Synthesis and meta-analysis studies play an important role in accelerating scientific discovery and building predictive understanding by harnessing existing data to identify and evaluate emergent patterns, generalizable principles, and fundamental insights from extensive datasets that go beyond what can be learned from site-specific studies. ESS has a long-standing and strong commitment to an open-science and open-data philosophy, across a portfolio of past and current research activities using site observations, experimentation, field manipulations, and model simulations to improve process-based, scale-aware predictive understanding of ecosystems and watersheds. The goal of applications to this Science Research Area should be to propose novel, hypothesis-driven studies addressing topics within the ESS program scope that can be investigated by integrating and interrogating findings and/or data from prior observational and/or experimental research activities. Studies leveraging existing ESS-supported data resources and networks (https://ess.science.energy.gov/data/) are particularly encouraged, as is the use of artificial intelligence and machine learning (AI/ML) techniques.
Applications to this topic must propose synthesis and/or meta-analysis studies that will advance the understanding of identified knowledge gaps or uncertainties in process-based predictive models. Applications addressing the following themes are especially encouraged:
• Transitional, boundary, and interfacial ecosystems
• Scaling of spatially restricted systems and/or processes
• The role of antecedent hydrologic conditions (e.g., precipitation, soil moisture) on regulating ecosystem and watershed scale processes
• Influence of ecological legacy on contemporary function
• Partitioning of evaporation and transpiration components of evapotranspiration
• Mechanisms of soil organic matter stabilization/destabilization

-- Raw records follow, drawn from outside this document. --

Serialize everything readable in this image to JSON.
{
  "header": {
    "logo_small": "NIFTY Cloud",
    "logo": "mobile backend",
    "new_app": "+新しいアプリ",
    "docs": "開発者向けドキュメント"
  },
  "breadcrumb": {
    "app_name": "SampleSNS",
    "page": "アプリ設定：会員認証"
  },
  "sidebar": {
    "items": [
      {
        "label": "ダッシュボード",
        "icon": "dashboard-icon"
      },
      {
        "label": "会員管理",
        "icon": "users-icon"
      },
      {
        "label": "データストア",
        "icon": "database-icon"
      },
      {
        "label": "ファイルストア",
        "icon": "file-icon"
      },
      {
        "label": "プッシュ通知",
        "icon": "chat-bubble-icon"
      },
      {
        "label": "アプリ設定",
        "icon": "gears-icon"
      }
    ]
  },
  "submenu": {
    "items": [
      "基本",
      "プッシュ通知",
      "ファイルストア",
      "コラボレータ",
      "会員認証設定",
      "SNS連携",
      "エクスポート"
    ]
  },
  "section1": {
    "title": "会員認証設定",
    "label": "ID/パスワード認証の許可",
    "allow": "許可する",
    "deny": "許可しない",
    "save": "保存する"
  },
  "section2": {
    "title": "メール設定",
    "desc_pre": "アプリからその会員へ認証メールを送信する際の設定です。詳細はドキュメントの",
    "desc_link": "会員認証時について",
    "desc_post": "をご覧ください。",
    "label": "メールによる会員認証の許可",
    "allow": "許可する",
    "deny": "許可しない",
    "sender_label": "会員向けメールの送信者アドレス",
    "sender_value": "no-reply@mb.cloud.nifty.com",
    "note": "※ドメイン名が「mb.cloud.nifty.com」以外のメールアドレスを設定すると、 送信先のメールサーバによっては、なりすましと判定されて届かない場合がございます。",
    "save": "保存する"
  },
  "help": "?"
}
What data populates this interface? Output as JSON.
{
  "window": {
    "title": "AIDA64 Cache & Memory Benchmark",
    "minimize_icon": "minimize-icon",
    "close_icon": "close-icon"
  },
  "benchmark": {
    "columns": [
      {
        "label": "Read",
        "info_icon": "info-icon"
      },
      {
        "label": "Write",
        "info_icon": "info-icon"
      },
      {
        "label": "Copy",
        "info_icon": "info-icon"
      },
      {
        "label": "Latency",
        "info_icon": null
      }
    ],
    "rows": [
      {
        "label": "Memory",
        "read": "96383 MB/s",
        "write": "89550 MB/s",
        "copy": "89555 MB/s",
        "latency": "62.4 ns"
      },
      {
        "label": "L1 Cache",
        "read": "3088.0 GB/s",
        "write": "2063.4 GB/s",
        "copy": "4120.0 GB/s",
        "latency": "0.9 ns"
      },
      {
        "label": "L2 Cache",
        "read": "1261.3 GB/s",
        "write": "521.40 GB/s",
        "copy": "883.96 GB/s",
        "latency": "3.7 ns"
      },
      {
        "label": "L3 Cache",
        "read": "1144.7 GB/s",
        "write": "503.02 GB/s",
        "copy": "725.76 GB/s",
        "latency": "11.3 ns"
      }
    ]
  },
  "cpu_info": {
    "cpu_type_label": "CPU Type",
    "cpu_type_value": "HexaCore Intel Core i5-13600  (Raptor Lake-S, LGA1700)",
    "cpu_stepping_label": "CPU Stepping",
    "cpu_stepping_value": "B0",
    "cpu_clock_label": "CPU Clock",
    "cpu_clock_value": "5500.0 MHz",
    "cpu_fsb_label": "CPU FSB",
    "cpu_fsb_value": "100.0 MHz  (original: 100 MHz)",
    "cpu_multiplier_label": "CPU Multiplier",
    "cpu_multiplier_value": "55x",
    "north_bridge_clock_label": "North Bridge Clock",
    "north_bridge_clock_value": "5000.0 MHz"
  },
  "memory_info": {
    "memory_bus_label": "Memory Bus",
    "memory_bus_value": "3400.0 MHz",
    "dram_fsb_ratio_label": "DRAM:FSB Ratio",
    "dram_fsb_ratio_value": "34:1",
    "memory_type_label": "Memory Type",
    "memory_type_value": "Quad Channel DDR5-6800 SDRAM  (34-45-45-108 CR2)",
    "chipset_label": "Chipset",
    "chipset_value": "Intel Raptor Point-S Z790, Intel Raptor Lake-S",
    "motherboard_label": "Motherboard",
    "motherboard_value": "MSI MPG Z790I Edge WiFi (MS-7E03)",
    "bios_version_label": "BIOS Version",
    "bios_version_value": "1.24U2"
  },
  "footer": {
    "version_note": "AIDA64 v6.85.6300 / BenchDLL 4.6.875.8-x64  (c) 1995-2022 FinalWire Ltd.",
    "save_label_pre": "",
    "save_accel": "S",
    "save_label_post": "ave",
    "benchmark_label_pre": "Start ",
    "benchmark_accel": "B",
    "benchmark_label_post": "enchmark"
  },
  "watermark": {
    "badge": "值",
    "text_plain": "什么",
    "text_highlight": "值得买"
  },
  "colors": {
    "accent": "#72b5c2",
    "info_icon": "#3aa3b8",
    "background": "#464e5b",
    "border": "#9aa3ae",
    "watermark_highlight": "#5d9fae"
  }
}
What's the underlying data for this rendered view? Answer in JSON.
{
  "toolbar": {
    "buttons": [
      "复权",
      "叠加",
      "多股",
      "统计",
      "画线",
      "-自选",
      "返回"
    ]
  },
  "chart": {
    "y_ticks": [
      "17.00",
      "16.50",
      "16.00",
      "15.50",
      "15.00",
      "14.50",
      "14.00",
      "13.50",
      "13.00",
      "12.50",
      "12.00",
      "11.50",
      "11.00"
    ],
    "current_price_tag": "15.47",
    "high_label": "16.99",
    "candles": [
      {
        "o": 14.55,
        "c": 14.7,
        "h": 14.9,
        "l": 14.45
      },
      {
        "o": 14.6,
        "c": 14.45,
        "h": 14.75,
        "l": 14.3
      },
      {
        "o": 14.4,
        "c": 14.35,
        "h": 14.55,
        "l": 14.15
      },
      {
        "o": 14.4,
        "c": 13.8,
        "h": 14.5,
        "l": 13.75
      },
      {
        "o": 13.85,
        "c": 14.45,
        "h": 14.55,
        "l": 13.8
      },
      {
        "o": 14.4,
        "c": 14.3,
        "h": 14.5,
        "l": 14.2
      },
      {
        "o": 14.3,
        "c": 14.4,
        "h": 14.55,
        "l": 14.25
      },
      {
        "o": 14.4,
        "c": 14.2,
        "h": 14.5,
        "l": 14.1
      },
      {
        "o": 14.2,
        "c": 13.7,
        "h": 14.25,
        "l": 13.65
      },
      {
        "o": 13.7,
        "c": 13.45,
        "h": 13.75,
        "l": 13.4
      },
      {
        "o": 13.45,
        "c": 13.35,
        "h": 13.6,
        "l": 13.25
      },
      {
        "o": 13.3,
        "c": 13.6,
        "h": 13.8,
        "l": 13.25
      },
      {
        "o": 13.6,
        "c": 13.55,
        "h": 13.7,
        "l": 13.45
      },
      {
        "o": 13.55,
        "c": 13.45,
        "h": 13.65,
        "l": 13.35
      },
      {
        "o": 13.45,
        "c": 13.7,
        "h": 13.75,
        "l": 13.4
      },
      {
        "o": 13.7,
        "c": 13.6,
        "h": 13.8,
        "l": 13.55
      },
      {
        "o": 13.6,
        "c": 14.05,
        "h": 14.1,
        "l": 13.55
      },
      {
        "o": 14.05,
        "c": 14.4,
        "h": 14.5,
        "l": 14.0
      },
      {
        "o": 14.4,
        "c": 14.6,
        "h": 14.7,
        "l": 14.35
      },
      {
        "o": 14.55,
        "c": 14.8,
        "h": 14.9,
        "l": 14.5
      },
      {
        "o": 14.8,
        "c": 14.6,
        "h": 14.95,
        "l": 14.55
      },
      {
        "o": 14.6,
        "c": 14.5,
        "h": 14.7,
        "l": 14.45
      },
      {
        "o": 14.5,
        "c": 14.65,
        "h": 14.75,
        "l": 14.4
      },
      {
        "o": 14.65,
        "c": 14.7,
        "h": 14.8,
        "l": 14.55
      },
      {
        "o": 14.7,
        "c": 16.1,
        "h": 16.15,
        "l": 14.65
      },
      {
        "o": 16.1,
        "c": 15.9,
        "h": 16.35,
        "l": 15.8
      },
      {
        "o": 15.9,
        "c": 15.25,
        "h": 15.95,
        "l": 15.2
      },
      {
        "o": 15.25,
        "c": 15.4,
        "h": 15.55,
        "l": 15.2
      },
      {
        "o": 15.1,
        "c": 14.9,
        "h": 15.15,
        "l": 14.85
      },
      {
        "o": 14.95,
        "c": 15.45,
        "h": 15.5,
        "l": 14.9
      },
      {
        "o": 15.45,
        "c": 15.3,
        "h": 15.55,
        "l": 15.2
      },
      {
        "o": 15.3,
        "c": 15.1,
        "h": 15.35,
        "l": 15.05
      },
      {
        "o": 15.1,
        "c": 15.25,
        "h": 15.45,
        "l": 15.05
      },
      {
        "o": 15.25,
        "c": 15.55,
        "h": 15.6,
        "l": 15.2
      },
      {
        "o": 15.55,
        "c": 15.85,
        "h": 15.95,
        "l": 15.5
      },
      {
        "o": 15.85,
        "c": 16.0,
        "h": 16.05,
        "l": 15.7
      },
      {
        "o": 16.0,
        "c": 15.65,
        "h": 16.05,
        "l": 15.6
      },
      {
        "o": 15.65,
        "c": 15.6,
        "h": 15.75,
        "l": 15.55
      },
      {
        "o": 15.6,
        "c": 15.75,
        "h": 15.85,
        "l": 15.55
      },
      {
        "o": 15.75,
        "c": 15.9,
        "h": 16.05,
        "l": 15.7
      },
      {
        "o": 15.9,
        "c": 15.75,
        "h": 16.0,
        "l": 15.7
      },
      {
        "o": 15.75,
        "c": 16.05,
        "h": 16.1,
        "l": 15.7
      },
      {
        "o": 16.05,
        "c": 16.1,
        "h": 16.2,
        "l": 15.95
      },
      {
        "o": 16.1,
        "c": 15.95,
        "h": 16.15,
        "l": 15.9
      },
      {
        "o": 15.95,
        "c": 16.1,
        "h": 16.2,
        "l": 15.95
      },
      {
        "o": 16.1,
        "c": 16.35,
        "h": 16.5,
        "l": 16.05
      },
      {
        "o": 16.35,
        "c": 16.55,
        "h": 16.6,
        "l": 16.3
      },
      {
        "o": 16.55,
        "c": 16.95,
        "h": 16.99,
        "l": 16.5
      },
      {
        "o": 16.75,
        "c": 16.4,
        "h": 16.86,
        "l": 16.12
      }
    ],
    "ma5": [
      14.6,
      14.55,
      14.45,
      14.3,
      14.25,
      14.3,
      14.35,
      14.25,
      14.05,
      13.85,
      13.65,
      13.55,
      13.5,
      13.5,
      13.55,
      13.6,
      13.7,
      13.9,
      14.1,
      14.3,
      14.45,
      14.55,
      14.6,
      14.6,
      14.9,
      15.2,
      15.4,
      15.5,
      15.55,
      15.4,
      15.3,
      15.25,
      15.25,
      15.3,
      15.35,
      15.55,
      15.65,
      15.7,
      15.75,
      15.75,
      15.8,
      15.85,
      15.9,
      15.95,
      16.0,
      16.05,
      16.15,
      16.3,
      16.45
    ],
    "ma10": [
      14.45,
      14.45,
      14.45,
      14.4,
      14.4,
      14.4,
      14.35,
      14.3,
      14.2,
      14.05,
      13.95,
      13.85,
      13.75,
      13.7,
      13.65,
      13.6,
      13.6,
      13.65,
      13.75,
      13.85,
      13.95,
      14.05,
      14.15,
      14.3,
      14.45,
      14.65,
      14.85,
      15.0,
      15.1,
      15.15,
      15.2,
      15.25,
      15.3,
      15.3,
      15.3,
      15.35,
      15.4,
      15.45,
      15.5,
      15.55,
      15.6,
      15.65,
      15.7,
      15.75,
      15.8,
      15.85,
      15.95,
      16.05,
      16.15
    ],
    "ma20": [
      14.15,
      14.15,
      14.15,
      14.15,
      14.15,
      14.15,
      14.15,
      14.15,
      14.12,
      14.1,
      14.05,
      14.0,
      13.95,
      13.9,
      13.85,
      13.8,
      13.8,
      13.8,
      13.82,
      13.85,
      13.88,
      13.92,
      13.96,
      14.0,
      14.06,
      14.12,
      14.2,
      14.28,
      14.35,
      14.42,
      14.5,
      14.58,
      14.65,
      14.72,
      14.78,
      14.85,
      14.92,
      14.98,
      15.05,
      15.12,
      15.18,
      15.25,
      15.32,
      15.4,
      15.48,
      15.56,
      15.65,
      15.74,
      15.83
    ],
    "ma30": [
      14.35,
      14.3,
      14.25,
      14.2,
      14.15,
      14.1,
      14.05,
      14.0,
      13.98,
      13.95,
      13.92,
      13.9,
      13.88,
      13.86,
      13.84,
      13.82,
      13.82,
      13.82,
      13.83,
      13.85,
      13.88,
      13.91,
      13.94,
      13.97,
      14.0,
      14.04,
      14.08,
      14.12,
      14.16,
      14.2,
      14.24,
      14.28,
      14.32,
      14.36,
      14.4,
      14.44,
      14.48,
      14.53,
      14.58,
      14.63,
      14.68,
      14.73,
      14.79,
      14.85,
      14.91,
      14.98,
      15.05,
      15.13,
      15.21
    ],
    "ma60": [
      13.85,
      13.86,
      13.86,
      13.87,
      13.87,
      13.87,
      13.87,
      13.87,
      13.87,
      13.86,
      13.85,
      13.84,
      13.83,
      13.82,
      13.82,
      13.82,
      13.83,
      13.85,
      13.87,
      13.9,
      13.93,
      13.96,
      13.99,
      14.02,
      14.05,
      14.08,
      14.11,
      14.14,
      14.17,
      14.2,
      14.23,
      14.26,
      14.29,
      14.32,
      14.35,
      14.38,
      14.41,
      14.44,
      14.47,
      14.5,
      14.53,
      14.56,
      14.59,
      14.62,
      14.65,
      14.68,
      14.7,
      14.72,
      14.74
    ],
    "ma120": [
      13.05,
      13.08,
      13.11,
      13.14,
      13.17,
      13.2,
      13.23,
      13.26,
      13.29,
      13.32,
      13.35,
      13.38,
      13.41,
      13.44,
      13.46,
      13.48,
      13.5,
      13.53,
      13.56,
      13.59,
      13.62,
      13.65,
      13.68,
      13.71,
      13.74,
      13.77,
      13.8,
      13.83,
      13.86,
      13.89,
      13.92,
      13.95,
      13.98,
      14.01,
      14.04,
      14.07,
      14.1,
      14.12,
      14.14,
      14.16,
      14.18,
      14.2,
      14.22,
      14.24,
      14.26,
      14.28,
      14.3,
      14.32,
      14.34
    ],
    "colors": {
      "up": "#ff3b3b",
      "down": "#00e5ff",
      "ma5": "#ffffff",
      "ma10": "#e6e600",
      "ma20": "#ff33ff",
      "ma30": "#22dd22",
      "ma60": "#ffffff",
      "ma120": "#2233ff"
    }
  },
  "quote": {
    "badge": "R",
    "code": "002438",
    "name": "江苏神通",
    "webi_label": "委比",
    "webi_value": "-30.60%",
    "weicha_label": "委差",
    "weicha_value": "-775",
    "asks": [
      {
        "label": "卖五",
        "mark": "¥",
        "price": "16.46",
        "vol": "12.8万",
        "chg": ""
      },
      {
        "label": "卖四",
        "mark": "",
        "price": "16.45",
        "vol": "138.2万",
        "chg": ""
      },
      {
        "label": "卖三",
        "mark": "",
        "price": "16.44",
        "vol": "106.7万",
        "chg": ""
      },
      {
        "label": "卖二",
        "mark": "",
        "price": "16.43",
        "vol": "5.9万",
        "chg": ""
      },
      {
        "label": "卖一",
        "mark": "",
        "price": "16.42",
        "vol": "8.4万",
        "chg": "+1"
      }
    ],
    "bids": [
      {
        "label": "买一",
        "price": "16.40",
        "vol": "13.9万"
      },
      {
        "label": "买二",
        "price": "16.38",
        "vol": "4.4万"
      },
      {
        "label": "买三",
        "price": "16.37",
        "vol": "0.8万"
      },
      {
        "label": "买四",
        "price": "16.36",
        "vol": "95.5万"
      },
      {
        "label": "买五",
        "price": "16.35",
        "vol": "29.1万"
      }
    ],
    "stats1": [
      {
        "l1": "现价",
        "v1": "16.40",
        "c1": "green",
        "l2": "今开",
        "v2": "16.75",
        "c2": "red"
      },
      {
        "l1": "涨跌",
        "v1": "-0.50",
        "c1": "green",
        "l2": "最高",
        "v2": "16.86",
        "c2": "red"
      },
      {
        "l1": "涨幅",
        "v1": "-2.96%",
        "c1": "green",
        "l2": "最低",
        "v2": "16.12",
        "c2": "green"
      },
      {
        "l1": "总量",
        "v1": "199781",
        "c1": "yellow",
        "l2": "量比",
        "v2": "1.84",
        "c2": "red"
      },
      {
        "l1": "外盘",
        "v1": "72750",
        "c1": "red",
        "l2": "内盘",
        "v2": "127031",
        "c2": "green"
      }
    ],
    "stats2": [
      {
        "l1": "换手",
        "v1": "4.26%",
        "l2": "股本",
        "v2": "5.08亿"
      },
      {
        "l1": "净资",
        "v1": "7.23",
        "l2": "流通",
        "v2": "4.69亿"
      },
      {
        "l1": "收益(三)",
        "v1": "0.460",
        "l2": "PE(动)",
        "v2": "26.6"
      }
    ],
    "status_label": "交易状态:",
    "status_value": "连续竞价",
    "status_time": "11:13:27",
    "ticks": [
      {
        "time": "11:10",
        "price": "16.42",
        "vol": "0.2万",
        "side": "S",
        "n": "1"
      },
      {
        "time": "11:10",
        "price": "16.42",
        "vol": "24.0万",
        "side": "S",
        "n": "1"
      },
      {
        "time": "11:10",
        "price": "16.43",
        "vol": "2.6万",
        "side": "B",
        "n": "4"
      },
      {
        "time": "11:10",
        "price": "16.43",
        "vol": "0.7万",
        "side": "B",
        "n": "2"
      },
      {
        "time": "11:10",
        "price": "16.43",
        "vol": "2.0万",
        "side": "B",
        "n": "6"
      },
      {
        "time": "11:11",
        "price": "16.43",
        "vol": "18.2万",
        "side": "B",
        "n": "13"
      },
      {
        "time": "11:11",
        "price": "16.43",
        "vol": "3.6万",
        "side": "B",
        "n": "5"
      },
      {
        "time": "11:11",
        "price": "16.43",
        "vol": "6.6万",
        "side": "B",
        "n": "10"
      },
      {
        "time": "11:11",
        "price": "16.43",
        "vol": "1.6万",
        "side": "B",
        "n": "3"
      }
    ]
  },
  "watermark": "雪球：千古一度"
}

The following topics are NOT within the scope of this Science Research Area: applied/operational science, policy or regulatory topics; agricultural/silvicultural systems, natural resource management, or managed systems; ecosystem services; development of or operational support for networks, centers, or other infrastructure; studies that focus primarily on the development and/or parameterization of models without equally contributing new fundamental understanding of ecosystem or watershed processes.
Visit our Institutionally Limited Submission webpage for more updates and other announcements.